TASK DETAILS
Output the data in full. Keep every entry exactly as written.

PROVIDED RECORDS

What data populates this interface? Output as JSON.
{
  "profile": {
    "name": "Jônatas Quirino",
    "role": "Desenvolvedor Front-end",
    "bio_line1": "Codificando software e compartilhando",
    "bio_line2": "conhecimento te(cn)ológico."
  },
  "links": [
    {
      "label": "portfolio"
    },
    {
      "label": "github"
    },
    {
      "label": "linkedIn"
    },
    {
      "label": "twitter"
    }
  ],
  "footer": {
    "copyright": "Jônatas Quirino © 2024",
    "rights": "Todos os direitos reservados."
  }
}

RESULT
What data populates this interface? Output as JSON.
{
  "profile": {
    "name": "Jônatas Quirino",
    "role": "Desenvolvedor Front-end",
    "bio_line1": "Codificando software e compartilhando",
    "bio_line2": "conhecimento te(cn)ológico."
  },
  "links": [
    {
      "label": "portfolio"
    },
    {
      "label": "github"
    },
    {
      "label": "linkedIn"
    },
    {
      "label": "twitter"
    }
  ],
  "footer": {
    "copyright": "Jônatas Quirino © 2024",
    "rights": "Todos os direitos reservados."
  }
}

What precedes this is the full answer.